#### The problem:
Find the lines below holding the word "What" and copy each of them.

Interface dataset entries
Start of Block
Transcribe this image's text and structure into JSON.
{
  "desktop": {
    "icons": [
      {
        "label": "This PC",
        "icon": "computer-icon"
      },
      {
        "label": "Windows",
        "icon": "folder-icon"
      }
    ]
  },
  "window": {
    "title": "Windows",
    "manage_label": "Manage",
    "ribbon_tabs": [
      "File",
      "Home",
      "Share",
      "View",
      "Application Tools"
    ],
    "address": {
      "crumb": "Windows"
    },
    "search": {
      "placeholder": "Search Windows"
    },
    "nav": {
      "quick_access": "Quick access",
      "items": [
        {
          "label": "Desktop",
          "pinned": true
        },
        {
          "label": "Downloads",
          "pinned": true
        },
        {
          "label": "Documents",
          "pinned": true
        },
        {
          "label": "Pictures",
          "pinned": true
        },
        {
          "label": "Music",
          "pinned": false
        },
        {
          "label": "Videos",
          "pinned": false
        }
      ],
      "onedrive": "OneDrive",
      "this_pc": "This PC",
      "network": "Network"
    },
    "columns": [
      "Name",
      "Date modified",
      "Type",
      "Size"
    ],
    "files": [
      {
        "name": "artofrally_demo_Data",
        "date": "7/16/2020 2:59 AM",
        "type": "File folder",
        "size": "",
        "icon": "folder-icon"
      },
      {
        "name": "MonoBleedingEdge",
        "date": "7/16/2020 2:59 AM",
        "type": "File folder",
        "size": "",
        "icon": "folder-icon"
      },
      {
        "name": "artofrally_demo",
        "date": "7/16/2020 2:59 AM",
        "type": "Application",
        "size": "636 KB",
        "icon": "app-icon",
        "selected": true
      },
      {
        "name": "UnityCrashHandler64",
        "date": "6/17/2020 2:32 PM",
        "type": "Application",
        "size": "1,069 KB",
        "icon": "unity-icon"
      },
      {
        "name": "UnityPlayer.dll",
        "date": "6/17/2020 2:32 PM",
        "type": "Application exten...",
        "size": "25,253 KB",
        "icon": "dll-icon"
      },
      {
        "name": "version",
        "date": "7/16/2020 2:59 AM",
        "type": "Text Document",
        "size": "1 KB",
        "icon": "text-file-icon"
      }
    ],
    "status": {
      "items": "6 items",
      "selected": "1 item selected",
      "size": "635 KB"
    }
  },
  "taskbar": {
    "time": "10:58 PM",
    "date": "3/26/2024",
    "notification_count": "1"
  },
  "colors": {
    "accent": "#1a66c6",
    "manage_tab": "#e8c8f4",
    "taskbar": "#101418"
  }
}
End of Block
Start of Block
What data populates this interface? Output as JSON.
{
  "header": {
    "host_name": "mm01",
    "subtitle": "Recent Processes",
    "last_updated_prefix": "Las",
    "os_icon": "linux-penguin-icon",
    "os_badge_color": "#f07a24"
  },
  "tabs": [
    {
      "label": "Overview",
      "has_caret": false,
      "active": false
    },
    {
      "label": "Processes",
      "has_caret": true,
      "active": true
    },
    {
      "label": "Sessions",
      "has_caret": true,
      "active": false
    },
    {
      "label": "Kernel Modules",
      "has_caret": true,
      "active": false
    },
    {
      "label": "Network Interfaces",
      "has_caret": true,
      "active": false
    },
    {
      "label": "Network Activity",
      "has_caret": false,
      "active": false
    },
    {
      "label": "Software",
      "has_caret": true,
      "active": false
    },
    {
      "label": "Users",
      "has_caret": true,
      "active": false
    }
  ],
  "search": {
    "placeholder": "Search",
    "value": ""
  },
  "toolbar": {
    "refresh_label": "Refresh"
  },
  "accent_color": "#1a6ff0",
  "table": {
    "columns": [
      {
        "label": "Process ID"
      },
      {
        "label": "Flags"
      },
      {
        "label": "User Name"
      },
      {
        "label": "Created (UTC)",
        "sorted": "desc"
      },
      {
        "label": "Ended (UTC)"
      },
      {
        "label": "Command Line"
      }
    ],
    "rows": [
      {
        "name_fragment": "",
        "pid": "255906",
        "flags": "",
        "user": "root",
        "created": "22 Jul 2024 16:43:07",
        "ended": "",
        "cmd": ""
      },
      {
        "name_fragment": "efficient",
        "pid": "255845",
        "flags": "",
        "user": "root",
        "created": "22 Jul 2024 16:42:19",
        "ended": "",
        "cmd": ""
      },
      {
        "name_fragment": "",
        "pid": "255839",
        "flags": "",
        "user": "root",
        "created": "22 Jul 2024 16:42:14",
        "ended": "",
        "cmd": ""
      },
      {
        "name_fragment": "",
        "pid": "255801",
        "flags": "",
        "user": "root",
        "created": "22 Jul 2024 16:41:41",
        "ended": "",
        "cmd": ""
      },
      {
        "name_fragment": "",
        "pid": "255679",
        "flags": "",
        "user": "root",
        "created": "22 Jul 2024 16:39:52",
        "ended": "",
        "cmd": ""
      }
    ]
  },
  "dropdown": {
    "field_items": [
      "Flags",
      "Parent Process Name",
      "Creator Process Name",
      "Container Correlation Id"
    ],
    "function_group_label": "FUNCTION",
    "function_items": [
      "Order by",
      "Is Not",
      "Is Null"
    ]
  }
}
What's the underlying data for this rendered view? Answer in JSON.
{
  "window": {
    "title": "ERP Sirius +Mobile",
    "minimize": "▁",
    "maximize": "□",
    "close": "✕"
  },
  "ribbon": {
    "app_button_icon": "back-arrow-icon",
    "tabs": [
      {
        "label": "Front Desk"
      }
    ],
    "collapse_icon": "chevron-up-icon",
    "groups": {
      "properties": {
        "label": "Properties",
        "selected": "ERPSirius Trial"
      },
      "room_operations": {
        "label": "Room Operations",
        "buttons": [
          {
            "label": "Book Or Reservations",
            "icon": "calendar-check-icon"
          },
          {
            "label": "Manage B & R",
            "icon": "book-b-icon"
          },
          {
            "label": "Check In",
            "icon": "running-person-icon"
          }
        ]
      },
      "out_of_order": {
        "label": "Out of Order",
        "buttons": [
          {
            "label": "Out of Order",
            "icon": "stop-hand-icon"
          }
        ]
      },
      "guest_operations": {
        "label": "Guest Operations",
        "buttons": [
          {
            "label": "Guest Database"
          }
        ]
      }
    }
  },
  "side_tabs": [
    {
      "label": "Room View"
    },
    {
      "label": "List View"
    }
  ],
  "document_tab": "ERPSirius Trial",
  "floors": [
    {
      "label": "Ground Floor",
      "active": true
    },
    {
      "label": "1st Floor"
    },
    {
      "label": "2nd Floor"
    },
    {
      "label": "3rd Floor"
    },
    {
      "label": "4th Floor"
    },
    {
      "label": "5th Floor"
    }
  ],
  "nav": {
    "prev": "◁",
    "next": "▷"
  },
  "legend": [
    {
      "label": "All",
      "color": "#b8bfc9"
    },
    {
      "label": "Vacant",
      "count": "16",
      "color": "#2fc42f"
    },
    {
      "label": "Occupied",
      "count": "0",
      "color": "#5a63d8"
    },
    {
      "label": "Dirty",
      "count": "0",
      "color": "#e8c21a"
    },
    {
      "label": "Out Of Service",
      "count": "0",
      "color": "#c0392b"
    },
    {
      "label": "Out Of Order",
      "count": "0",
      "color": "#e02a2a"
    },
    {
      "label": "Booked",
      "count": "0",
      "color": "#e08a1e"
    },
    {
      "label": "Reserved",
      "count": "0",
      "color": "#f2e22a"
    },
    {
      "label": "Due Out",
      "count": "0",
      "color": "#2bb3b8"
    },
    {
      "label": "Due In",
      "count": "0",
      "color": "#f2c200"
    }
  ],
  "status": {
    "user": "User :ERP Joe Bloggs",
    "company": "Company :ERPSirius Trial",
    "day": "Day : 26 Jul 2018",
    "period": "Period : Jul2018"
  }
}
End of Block
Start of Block
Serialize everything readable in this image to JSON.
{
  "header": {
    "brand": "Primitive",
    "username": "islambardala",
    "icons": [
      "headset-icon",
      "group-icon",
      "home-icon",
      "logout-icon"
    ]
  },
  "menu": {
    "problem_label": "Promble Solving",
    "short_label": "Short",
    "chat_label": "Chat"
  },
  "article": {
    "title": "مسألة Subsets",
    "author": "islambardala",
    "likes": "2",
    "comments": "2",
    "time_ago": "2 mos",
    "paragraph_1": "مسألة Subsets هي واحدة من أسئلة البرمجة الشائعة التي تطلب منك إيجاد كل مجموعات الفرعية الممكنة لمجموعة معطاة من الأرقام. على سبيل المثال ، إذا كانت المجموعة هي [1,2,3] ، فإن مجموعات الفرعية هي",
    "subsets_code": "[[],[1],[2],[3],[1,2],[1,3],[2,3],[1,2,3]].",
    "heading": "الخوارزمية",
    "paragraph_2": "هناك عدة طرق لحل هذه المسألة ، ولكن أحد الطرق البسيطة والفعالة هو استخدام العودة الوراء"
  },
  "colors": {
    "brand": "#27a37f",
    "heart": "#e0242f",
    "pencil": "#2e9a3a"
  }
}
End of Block
#### Final answer:
What data populates this interface? Output as JSON.
What's the underlying data for this rendered view? Answer in JSON.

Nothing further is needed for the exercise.